With those two lines of criticism in mind, I reached out to a few former Ohio journalists and expert politics watchers for their take on how this year’s campaign has been covered.
William Hershey, former Ohio Statehouse bureau chief for the Dayton Daily News, said that it’s not new for the campaigns to outpace the press, but that Issenberg’s argument was cause for concern.
“Reporters should always be aware that the campaigns are manipulating them. The Issenberg piece provides disturbing evidence that the campaigns have more tools to do the manipulating,” Hershey said.
Making matters more challenging, Hershey said, is that the campaigns’ increased ability “coincides with the decline of resources to cover the campaigns.”
Lee Leonard, who covered the Ohio Statehouse for 36 years, said he would like to see the press explore more fully campaigns’ efforts through social media.
“That is one thing that has changed. What are they doing and how are they trying to reach their own people and independents who haven’t made up their minds,” Leonard said.
At the same time, Leonard cautioned against giving too much time to campaign tactics.
“It’s clear campaigns have refined tactics,” he said. “I can see that by the literature I get and the phone calls I get and what they want to emphasize. But I’m not all that sure that readers are that interested in that.”
Everyone interviewed said it’s important for Ohio’s press to delve into critical issues and press candidates on where they stand on those issues.
On that count, Michael Curtin, author of The Ohio Politics Almanac and a former newspaperman who had a long career at The Columbus Dispatch, thinks reporters here have done a solid job.
“I think the media, broadly defined, has performed well in fairly presenting Obama’s case and Romney’s case,” said Curtin, now a Democratic candidate for the Ohio House of Representatives. “I think the fact-checking is better than ever, for those who care to follow it.”

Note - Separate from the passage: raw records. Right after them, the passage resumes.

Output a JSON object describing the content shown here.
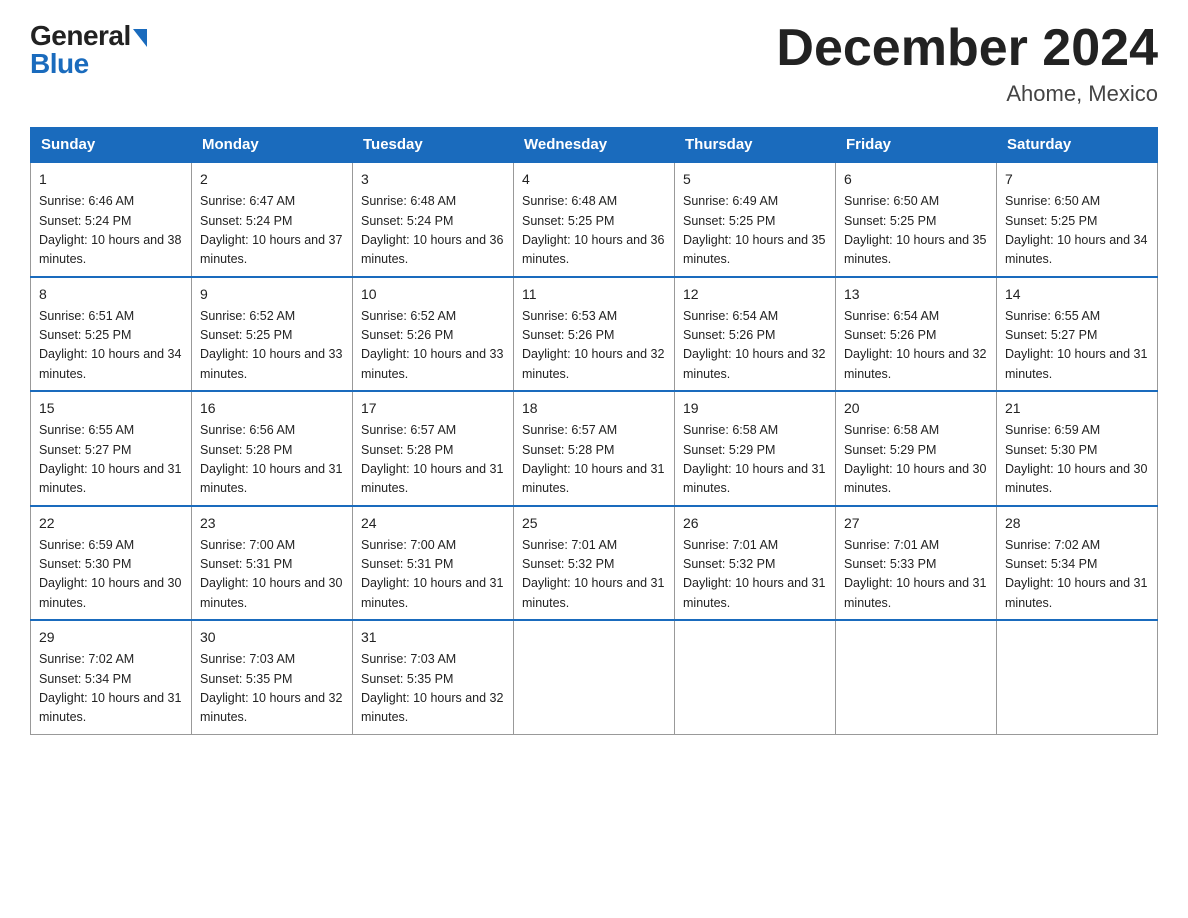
{
  "header": {
    "logo_general": "General",
    "logo_blue": "Blue",
    "month_title": "December 2024",
    "location": "Ahome, Mexico"
  },
  "days_of_week": [
    "Sunday",
    "Monday",
    "Tuesday",
    "Wednesday",
    "Thursday",
    "Friday",
    "Saturday"
  ],
  "weeks": [
    [
      {
        "day": "1",
        "sunrise": "6:46 AM",
        "sunset": "5:24 PM",
        "daylight": "10 hours and 38 minutes."
      },
      {
        "day": "2",
        "sunrise": "6:47 AM",
        "sunset": "5:24 PM",
        "daylight": "10 hours and 37 minutes."
      },
      {
        "day": "3",
        "sunrise": "6:48 AM",
        "sunset": "5:24 PM",
        "daylight": "10 hours and 36 minutes."
      },
      {
        "day": "4",
        "sunrise": "6:48 AM",
        "sunset": "5:25 PM",
        "daylight": "10 hours and 36 minutes."
      },
      {
        "day": "5",
        "sunrise": "6:49 AM",
        "sunset": "5:25 PM",
        "daylight": "10 hours and 35 minutes."
      },
      {
        "day": "6",
        "sunrise": "6:50 AM",
        "sunset": "5:25 PM",
        "daylight": "10 hours and 35 minutes."
      },
      {
        "day": "7",
        "sunrise": "6:50 AM",
        "sunset": "5:25 PM",
        "daylight": "10 hours and 34 minutes."
      }
    ],
    [
      {
        "day": "8",
        "sunrise": "6:51 AM",
        "sunset": "5:25 PM",
        "daylight": "10 hours and 34 minutes."
      },
      {
        "day": "9",
        "sunrise": "6:52 AM",
        "sunset": "5:25 PM",
        "daylight": "10 hours and 33 minutes."
      },
      {
        "day": "10",
        "sunrise": "6:52 AM",
        "sunset": "5:26 PM",
        "daylight": "10 hours and 33 minutes."
      },
      {
        "day": "11",
        "sunrise": "6:53 AM",
        "sunset": "5:26 PM",
        "daylight": "10 hours and 32 minutes."
      },
      {
        "day": "12",
        "sunrise": "6:54 AM",
        "sunset": "5:26 PM",
        "daylight": "10 hours and 32 minutes."
      },
      {
        "day": "13",
        "sunrise": "6:54 AM",
        "sunset": "5:26 PM",
        "daylight": "10 hours and 32 minutes."
      },
      {
        "day": "14",
        "sunrise": "6:55 AM",
        "sunset": "5:27 PM",
        "daylight": "10 hours and 31 minutes."
      }
    ],
    [
      {
        "day": "15",
        "sunrise": "6:55 AM",
        "sunset": "5:27 PM",
        "daylight": "10 hours and 31 minutes."
      },
      {
        "day": "16",
        "sunrise": "6:56 AM",
        "sunset": "5:28 PM",
        "daylight": "10 hours and 31 minutes."
      },
      {
        "day": "17",
        "sunrise": "6:57 AM",
        "sunset": "5:28 PM",
        "daylight": "10 hours and 31 minutes."
      },
      {
        "day": "18",
        "sunrise": "6:57 AM",
        "sunset": "5:28 PM",
        "daylight": "10 hours and 31 minutes."
      },
      {
        "day": "19",
        "sunrise": "6:58 AM",
        "sunset": "5:29 PM",
        "daylight": "10 hours and 31 minutes."
      },
      {
        "day": "20",
        "sunrise": "6:58 AM",
        "sunset": "5:29 PM",
        "daylight": "10 hours and 30 minutes."
      },
      {
        "day": "21",
        "sunrise": "6:59 AM",
        "sunset": "5:30 PM",
        "daylight": "10 hours and 30 minutes."
      }
    ],
    [
      {
        "day": "22",
        "sunrise": "6:59 AM",
        "sunset": "5:30 PM",
        "daylight": "10 hours and 30 minutes."
      },
      {
        "day": "23",
        "sunrise": "7:00 AM",
        "sunset": "5:31 PM",
        "daylight": "10 hours and 30 minutes."
      },
      {
        "day": "24",
        "sunrise": "7:00 AM",
        "sunset": "5:31 PM",
        "daylight": "10 hours and 31 minutes."
      },
      {
        "day": "25",
        "sunrise": "7:01 AM",
        "sunset": "5:32 PM",
        "daylight": "10 hours and 31 minutes."
      },
      {
        "day": "26",
        "sunrise": "7:01 AM",
        "sunset": "5:32 PM",
        "daylight": "10 hours and 31 minutes."
      },
      {
        "day": "27",
        "sunrise": "7:01 AM",
        "sunset": "5:33 PM",
        "daylight": "10 hours and 31 minutes."
      },
      {
        "day": "28",
        "sunrise": "7:02 AM",
        "sunset": "5:34 PM",
        "daylight": "10 hours and 31 minutes."
      }
    ],
    [
      {
        "day": "29",
        "sunrise": "7:02 AM",
        "sunset": "5:34 PM",
        "daylight": "10 hours and 31 minutes."
      },
      {
        "day": "30",
        "sunrise": "7:03 AM",
        "sunset": "5:35 PM",
        "daylight": "10 hours and 32 minutes."
      },
      {
        "day": "31",
        "sunrise": "7:03 AM",
        "sunset": "5:35 PM",
        "daylight": "10 hours and 32 minutes."
      },
      null,
      null,
      null,
      null
    ]
  ]
}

“The horse race gets plenty of attention, but that’s nothing new,” Curtin added. “It always has.”
And Dan Birdsong, who teaches politics and media at the University of Dayton, believes the press gravitates to the horse race in part due to time constraints. Those same constraints may be keeping horse-race coverage superficial.

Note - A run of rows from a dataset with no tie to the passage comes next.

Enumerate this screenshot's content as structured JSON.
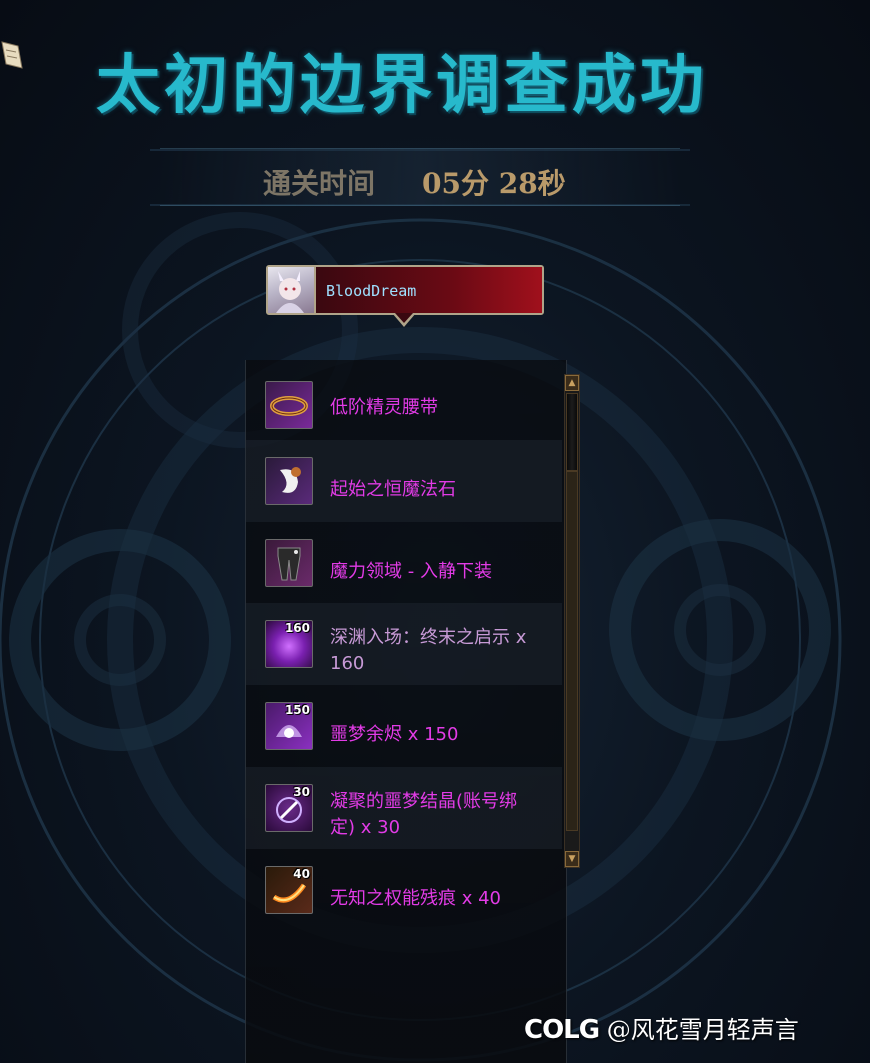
{
  "title": "太初的边界调查成功",
  "clear_time": {
    "label": "通关时间",
    "value": "05分 28秒"
  },
  "player": {
    "name": "BloodDream"
  },
  "items": [
    {
      "name": "低阶精灵腰带",
      "count": "",
      "color": "#e23be6"
    },
    {
      "name": "起始之恒魔法石",
      "count": "",
      "color": "#e23be6"
    },
    {
      "name": "魔力领域 - 入静下装",
      "count": "",
      "color": "#e23be6"
    },
    {
      "name": "深渊入场：终末之启示 x 160",
      "count": "160",
      "color": "#c79ad6"
    },
    {
      "name": "噩梦余烬 x 150",
      "count": "150",
      "color": "#e23be6"
    },
    {
      "name": "凝聚的噩梦结晶(账号绑定) x 30",
      "count": "30",
      "color": "#e23be6"
    },
    {
      "name": "无知之权能残痕 x 40",
      "count": "40",
      "color": "#e23be6"
    }
  ],
  "watermark": {
    "logo": "COLG",
    "handle": "@风花雪月轻声言"
  },
  "colors": {
    "title": "#27b9cc",
    "item_epic": "#e23be6",
    "player_name": "#9ee0ff"
  }
}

“The horse race is quite ingrained,” Birdsong said in an interview. “But local journalists are often in a Catch-22. They want to do more, but they are often forced to do quick analyses of debates and polling because of deadlines. The media could do more. But I’m hopeful for the press.”
Over email, Issenberg offered his own views about how Ohio’s media might proceed in the next few weeks. The problem in his view, he repeated, isn’t that there’s too much coverage of strategy and tactics—it’s that journalists “don’t really understand them and often leave their readers and viewers less informed about how campaigns really work.”

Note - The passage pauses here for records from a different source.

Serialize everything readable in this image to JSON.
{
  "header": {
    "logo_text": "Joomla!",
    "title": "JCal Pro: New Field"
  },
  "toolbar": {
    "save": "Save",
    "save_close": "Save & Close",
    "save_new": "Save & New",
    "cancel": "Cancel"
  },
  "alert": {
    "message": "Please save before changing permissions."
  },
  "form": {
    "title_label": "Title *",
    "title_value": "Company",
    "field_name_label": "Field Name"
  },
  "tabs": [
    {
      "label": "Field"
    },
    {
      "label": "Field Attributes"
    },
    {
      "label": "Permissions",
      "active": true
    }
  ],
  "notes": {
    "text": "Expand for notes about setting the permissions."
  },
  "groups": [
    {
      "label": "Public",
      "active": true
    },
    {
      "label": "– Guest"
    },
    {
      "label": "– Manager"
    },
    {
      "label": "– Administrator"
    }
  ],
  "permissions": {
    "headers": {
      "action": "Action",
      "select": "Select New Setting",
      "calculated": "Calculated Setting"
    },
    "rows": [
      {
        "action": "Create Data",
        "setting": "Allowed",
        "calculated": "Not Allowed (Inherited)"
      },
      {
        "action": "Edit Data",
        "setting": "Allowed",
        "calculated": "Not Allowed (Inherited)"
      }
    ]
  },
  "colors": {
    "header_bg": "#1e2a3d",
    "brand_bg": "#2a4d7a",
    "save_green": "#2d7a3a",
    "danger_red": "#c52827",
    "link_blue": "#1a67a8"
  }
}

So how might reporters here cover the horse race differently? “We read a lot of stories that throw around terms like ‘ground game’ without ever explaining what campaigns are doing on the ground,” Issenberg wrote. “Are they registering voters, are they interviewing voters to identify their preferences, are they mobilizing existing supporters or trying to win new ones through persuasion? And if so, whom are they working to persuade?”
It might take another cycle before journalists can get a better handle in terms of what’s going on in terms of data mining, microtargeting, and social media, but political reporters might start to answer these “ground game” questions by expending some shoe leather over the remainder of this campaign.
The biggest challenge, of course, will be finding time and resources to report the horse race better without shortchanging the coverage of fact-checking, policy debates, and money in politics that readers and viewers rightly demand. It’s a tall order—one newsrooms can start to fill by chucking superficial coverage of the horse race.